WHAT THE EXERCISE ASKS | Write out every record below exactly as it appears.

PROVIDED ENTRIES |
——

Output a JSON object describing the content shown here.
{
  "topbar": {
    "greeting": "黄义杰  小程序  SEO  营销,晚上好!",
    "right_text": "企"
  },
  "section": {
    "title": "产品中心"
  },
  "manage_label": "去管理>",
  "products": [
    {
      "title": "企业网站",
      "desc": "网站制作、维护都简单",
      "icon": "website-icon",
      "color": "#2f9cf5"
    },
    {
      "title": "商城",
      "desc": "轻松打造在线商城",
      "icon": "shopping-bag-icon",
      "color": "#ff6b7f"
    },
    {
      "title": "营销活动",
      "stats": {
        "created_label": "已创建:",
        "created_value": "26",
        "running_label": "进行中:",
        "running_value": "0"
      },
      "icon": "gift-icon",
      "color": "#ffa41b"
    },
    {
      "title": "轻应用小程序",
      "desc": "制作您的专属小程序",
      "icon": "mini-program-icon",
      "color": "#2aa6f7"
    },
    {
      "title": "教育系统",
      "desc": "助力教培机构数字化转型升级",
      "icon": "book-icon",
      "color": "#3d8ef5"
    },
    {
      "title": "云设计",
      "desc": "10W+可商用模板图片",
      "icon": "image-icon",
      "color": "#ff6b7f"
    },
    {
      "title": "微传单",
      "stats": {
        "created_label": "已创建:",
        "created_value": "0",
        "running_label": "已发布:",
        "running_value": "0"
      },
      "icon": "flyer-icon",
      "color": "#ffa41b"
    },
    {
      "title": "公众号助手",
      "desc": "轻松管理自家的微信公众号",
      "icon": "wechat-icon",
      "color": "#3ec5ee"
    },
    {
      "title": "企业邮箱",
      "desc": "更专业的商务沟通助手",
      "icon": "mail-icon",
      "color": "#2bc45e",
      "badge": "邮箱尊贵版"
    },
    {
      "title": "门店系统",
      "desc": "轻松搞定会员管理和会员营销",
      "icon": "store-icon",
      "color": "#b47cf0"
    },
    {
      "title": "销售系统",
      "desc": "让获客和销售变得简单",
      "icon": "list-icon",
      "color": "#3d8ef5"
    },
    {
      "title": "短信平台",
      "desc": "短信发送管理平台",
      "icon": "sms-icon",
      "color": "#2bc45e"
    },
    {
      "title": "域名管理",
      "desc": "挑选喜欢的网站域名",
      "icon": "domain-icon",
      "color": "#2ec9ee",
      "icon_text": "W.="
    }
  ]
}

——

RESULT OF THE EXERCISE |
Output a JSON object describing the content shown here.
{
  "topbar": {
    "greeting": "黄义杰  小程序  SEO  营销,晚上好!",
    "right_text": "企"
  },
  "section": {
    "title": "产品中心"
  },
  "manage_label": "去管理>",
  "products": [
    {
      "title": "企业网站",
      "desc": "网站制作、维护都简单",
      "icon": "website-icon",
      "color": "#2f9cf5"
    },
    {
      "title": "商城",
      "desc": "轻松打造在线商城",
      "icon": "shopping-bag-icon",
      "color": "#ff6b7f"
    },
    {
      "title": "营销活动",
      "stats": {
        "created_label": "已创建:",
        "created_value": "26",
        "running_label": "进行中:",
        "running_value": "0"
      },
      "icon": "gift-icon",
      "color": "#ffa41b"
    },
    {
      "title": "轻应用小程序",
      "desc": "制作您的专属小程序",
      "icon": "mini-program-icon",
      "color": "#2aa6f7"
    },
    {
      "title": "教育系统",
      "desc": "助力教培机构数字化转型升级",
      "icon": "book-icon",
      "color": "#3d8ef5"
    },
    {
      "title": "云设计",
      "desc": "10W+可商用模板图片",
      "icon": "image-icon",
      "color": "#ff6b7f"
    },
    {
      "title": "微传单",
      "stats": {
        "created_label": "已创建:",
        "created_value": "0",
        "running_label": "已发布:",
        "running_value": "0"
      },
      "icon": "flyer-icon",
      "color": "#ffa41b"
    },
    {
      "title": "公众号助手",
      "desc": "轻松管理自家的微信公众号",
      "icon": "wechat-icon",
      "color": "#3ec5ee"
    },
    {
      "title": "企业邮箱",
      "desc": "更专业的商务沟通助手",
      "icon": "mail-icon",
      "color": "#2bc45e",
      "badge": "邮箱尊贵版"
    },
    {
      "title": "门店系统",
      "desc": "轻松搞定会员管理和会员营销",
      "icon": "store-icon",
      "color": "#b47cf0"
    },
    {
      "title": "销售系统",
      "desc": "让获客和销售变得简单",
      "icon": "list-icon",
      "color": "#3d8ef5"
    },
    {
      "title": "短信平台",
      "desc": "短信发送管理平台",
      "icon": "sms-icon",
      "color": "#2bc45e"
    },
    {
      "title": "域名管理",
      "desc": "挑选喜欢的网站域名",
      "icon": "domain-icon",
      "color": "#2ec9ee",
      "icon_text": "W.="
    }
  ]
}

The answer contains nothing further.